Work to complete
Write only the number of lines below in which "bold" occurs.

Records for this task
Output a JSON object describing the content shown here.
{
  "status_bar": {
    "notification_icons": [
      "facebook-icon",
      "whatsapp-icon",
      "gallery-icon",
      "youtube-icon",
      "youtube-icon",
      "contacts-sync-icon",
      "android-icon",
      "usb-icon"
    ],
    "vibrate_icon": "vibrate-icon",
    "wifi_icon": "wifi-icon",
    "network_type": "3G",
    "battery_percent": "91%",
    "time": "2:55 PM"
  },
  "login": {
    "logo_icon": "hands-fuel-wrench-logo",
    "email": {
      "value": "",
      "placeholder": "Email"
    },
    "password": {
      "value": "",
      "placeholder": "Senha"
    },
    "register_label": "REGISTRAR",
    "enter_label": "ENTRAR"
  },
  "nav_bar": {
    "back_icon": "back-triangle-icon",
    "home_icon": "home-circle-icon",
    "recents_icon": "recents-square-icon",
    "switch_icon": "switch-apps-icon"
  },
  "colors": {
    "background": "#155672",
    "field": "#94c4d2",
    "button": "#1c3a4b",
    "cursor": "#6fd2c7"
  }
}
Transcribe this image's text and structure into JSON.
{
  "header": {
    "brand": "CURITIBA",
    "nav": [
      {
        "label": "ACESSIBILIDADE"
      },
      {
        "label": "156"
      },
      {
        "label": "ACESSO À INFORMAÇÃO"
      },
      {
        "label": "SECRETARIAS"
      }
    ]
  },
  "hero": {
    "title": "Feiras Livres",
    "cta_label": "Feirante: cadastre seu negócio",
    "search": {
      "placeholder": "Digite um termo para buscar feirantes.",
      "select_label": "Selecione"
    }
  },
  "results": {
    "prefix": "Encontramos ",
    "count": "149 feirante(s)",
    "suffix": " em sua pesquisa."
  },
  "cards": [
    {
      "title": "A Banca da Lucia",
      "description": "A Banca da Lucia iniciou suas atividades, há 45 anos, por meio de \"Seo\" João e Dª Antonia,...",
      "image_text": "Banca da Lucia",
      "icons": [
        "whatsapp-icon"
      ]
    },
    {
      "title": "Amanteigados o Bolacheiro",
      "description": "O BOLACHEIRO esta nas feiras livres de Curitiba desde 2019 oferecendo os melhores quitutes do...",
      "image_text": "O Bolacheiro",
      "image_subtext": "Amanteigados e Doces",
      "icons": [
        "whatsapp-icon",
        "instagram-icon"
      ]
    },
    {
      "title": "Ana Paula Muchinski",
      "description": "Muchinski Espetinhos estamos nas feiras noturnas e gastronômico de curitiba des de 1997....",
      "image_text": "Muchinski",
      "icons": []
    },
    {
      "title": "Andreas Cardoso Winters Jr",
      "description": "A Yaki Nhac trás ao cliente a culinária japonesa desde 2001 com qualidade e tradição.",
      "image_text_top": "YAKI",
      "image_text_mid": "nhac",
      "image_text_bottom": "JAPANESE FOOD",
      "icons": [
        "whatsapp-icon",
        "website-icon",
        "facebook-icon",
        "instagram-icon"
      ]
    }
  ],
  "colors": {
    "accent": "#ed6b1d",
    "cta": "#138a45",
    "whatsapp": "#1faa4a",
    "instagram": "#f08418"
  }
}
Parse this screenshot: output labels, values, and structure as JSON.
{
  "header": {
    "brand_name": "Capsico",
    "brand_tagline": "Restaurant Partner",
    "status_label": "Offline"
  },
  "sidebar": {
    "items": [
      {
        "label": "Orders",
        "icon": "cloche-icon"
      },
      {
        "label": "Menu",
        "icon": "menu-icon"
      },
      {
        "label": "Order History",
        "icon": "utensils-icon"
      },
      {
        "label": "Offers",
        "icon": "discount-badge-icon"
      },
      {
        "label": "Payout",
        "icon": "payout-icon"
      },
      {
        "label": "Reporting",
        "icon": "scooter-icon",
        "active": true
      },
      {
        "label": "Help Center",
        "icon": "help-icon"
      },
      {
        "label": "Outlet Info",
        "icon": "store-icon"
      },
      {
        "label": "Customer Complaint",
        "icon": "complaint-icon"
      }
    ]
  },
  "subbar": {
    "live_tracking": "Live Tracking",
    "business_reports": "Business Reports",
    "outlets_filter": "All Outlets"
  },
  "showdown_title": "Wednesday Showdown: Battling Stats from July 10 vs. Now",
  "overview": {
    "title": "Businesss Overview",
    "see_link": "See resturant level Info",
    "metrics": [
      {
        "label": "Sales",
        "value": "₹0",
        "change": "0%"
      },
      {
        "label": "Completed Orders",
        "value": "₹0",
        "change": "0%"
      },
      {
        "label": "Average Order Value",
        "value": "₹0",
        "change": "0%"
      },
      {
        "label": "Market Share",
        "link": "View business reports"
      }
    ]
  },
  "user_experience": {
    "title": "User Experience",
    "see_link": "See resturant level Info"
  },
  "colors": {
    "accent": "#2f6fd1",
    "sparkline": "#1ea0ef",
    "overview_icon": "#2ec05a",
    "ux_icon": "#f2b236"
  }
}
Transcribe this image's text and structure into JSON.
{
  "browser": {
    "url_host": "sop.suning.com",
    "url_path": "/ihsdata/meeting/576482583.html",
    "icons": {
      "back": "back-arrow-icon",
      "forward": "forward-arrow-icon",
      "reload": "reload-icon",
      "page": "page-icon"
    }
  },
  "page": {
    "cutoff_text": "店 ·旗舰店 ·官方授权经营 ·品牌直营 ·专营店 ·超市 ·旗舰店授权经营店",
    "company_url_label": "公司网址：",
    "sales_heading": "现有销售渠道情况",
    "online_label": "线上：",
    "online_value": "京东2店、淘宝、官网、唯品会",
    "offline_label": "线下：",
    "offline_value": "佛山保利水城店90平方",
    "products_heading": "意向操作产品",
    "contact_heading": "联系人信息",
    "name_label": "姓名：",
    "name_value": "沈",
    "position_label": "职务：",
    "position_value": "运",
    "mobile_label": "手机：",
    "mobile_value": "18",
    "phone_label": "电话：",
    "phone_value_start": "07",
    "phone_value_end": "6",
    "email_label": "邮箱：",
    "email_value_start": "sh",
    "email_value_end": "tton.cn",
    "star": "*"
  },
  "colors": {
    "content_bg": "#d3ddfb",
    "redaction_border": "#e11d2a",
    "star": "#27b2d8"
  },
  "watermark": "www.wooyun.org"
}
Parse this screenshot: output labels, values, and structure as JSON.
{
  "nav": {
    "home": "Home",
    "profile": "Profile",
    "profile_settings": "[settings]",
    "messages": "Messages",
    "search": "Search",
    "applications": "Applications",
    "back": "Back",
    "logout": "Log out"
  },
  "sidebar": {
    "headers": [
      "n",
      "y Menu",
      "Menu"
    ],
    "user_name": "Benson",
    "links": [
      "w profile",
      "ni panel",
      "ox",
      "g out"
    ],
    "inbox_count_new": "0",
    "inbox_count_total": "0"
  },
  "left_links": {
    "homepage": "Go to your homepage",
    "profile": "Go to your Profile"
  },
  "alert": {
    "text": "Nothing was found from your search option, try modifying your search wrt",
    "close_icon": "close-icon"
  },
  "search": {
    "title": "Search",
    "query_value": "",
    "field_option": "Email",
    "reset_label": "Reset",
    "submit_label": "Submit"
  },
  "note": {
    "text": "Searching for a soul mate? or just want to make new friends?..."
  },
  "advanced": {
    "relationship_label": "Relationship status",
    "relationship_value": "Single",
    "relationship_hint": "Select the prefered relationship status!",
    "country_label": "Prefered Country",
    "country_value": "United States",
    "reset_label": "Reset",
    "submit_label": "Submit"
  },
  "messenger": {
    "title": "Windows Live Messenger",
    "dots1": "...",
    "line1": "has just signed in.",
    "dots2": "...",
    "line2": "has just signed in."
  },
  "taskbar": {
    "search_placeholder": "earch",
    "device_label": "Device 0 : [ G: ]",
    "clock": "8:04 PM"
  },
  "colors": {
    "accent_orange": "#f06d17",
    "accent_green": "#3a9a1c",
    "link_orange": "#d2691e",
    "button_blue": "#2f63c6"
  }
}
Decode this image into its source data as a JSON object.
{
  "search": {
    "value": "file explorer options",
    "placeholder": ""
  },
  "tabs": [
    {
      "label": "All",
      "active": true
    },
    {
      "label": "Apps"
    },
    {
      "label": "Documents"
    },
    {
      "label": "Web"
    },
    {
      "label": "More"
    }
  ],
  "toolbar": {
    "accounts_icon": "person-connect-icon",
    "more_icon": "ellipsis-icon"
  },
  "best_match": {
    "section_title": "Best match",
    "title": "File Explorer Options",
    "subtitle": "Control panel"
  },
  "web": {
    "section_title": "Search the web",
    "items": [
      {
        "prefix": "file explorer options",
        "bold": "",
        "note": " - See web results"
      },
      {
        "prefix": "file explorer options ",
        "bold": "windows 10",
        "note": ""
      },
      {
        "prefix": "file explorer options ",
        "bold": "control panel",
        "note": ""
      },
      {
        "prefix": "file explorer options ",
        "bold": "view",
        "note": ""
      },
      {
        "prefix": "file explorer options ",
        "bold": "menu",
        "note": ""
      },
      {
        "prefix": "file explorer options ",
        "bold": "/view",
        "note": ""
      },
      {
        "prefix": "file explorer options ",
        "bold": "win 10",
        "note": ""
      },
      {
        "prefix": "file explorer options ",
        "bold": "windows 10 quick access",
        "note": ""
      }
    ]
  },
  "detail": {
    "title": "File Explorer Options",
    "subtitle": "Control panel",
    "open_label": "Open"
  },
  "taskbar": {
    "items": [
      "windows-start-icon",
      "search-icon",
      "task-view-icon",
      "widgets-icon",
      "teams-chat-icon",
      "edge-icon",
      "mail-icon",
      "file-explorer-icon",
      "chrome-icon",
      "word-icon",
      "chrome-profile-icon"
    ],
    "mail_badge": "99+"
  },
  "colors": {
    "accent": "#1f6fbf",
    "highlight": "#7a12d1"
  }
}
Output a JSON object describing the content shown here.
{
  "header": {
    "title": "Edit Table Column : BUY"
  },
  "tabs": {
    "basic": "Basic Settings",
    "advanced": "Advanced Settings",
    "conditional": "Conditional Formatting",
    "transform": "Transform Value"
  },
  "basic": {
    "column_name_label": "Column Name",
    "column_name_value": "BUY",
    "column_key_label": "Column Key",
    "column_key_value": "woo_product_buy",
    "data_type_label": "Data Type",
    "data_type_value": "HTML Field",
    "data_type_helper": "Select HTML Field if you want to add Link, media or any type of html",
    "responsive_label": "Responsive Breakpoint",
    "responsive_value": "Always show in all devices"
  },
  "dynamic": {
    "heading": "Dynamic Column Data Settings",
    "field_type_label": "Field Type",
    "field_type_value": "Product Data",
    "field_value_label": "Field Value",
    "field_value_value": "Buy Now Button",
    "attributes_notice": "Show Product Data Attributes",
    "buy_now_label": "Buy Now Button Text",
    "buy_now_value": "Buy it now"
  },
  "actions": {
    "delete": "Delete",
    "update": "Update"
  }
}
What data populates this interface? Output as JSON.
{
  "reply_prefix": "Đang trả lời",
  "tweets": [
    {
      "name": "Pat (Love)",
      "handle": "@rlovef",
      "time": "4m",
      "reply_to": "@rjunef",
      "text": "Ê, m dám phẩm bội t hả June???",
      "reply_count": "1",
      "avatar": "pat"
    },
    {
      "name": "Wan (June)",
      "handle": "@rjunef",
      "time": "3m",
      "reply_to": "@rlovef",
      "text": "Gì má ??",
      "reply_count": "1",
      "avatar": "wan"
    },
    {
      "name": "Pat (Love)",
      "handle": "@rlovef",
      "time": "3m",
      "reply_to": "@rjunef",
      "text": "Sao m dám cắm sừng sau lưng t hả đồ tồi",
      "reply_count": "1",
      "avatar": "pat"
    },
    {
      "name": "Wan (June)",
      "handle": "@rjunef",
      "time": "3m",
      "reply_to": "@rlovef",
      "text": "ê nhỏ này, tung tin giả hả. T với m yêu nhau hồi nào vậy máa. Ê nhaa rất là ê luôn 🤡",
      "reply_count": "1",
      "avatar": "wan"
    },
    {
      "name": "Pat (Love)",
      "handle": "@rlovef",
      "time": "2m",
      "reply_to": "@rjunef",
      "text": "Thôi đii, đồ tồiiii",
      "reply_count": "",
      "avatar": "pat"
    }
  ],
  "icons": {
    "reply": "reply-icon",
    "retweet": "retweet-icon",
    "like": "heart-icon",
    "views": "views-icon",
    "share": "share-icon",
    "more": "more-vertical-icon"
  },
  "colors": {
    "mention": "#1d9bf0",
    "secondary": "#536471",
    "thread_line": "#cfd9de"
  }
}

Answer box
8